Like nearly everyone else on Harvard’s campus, I read the recently published op-ed “Dear Harvard: You Win” with a mixture of sadness and dismay. One of our own found herself living in the same House as someone who allegedly sexually assaulted her. The Harvard administration displayed seemingly brazen indifference to her plight, and continues to employ a staggeringly backward policy relating to sexual assault.
The outpouring of support for the article’s anonymous writer has sparked a long-needed discussion about Harvard’s sexual assault policies. It’s a policy I have also criticized for placing too much of the burden of proof on the victim and for its narrow definition of what constitutes sexual assault.
I hope, though, that in addition to asking what Harvard can do better we ask ourselves the far more difficult question of what we can do better.
In some ways, it’s easy for us to criticize the administration—to cast aspersions on resident deans and House masters who can’t defend themselves because many of the critiques against them emanate from anonymous sources. But the backlash of anger against the University has actually done some harm to those organizations that do the most good in aiding victims of sexual assault. Movements like “Our Harvard Can Do Better,” whose criticisms contributed to the departure of former Office of Sexual Assault Prevention and Response director Sarah A. Rankin, misguidedly place blame on those who have, in fact, prioritized supporting the victims of sexual assault above all else.
A discussion about sexual assault is not an abstract one within the realm of hypotheticals for me. More than one of my close friends has been the victim of sexual assault at Harvard. Whether or not the administration would have helped my friends pursue cases against their assailants can never be known for certain because, for a variety of reasons, they chose not to bring their cases forward.
But I can say that University-provided services such as OSAPR proved to literally be lifesaving sources of support for them.

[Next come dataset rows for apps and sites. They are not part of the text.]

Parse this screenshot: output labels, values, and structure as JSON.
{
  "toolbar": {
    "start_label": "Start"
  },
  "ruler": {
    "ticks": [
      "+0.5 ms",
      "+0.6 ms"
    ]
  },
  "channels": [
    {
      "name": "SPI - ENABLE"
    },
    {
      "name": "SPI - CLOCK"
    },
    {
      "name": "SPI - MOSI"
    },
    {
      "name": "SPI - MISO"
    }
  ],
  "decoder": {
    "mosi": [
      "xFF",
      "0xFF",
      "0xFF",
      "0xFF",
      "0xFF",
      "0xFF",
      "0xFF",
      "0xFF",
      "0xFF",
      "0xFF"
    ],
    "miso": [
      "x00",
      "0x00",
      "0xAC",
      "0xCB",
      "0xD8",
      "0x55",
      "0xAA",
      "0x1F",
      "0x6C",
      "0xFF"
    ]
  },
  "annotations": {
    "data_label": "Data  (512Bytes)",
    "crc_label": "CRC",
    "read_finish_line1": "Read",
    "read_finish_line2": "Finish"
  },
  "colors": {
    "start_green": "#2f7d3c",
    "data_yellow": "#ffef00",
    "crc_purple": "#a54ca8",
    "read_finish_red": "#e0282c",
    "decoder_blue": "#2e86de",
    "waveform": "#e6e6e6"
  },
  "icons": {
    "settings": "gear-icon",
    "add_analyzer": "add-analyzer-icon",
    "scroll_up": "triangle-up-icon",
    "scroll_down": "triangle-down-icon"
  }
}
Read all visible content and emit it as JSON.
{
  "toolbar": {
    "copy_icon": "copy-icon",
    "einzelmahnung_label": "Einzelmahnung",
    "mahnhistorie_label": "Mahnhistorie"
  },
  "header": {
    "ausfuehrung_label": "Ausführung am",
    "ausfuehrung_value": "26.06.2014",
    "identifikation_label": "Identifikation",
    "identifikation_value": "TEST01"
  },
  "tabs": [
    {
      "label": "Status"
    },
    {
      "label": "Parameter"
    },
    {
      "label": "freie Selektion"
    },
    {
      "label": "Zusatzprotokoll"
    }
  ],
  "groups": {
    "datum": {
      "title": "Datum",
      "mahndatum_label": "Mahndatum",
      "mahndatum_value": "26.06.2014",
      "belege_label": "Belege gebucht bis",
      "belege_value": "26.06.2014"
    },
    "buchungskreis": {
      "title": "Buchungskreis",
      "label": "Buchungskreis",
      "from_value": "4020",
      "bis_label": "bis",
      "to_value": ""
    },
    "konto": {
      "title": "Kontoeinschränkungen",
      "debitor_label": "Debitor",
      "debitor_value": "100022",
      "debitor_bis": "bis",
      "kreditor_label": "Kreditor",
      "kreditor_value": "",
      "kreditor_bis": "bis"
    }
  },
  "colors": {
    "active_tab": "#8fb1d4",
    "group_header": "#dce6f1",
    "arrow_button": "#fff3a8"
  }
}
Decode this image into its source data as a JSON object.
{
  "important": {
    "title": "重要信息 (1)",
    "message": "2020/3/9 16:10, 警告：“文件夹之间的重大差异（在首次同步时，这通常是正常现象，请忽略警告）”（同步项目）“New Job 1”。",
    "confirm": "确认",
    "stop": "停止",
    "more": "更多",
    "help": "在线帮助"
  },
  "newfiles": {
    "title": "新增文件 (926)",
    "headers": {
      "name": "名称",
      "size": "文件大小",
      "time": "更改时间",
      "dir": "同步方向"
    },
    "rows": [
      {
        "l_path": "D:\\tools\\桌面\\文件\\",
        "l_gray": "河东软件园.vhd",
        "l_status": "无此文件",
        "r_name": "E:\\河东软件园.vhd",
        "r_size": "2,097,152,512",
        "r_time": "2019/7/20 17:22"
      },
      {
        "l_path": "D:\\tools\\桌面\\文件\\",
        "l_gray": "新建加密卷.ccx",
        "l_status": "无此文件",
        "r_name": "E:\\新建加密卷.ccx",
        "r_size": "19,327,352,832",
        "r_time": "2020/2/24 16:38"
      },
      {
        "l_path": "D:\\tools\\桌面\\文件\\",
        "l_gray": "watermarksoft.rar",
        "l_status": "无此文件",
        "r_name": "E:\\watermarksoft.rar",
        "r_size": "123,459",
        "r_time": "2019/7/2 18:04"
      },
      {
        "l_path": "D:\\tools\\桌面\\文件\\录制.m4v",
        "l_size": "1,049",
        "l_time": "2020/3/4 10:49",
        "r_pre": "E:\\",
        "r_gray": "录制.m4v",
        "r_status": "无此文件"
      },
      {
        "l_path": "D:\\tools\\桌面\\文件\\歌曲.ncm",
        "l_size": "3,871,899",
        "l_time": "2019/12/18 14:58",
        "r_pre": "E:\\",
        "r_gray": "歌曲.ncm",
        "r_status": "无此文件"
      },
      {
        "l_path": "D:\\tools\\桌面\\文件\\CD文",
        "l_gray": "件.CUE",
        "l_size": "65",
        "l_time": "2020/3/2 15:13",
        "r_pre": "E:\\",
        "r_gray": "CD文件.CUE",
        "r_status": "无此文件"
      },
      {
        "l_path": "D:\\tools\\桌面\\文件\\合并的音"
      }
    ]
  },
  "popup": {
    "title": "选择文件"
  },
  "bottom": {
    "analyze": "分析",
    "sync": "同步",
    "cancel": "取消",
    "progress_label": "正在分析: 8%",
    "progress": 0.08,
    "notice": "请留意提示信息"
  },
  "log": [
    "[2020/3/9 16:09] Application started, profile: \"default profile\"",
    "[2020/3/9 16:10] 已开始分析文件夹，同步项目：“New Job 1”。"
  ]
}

Many aspects of a University’s official policies on sexual assault react to a crime that has already taken place. It would be far better to think about ways to prevent such events from happening at all. But doing so requires something much larger and more difficult—it would require examining and questioning our own places in a culture in which sexual assault is startlingly prevalent.
As students, how much do we actively do to combat sexual assault? I know that I personally have done very little. Doing so might involve questioning a social system in which girls line up outside male-controlled spaces on Mount Auburn. It could force me to ask my close friend why he belongs to a social club in which another of my friends was sexually assaulted. I would have to admit that I should be doing a much better job of watching out for my friends when I know they’ve had too much to drink.
As a student body, we would have to face the fact that our aggressive pre-gaming practices often place us in dangerous situations. We might also intervene more often when we see something happening right in front of us that just doesn’t look quite right.
Certainly, there’s no easy solution to the problem of sexual assault, but it should not be forgotten that the truly horrible person in any case of sexual assault is not someone’s resident dean or House master, but the person who sexually assaulted him or her in the first place.
On the one hand, changing the University’s policy may contribute to halting sexual assault if it becomes more obvious and clear that those who commit such an act will be punished. In a campus-wide email on Tuesday, Dean of Student Life Stephen Lassonde reminded the student body that Harvard is in the process of updating its policies, and the recent op-ed can only help spur that change.
But ultimately, changing the official Harvard policy toward sexual assault can only do so much towards addressing the entire scope of the issue. If and when that policy change is finally announced it will only represent one hard-fought battle in a much larger war.
As a senior I have heard about and seen the results of many instances of sexual assault. I have been a part of my fair share of conversations during which other students have questioned whether an alleged instance of sexual assault counted as “legitimate.” I have spent more nights than one considering whether groups to which I belong tacitly accept a culture in which sexual assault happens regularly. I have to wonder if the bigger fight, the larger one, has even begun.
Leslie B. Arffa ’14, a former Crimson Magazine Chair, is a history concentrator in Adams House.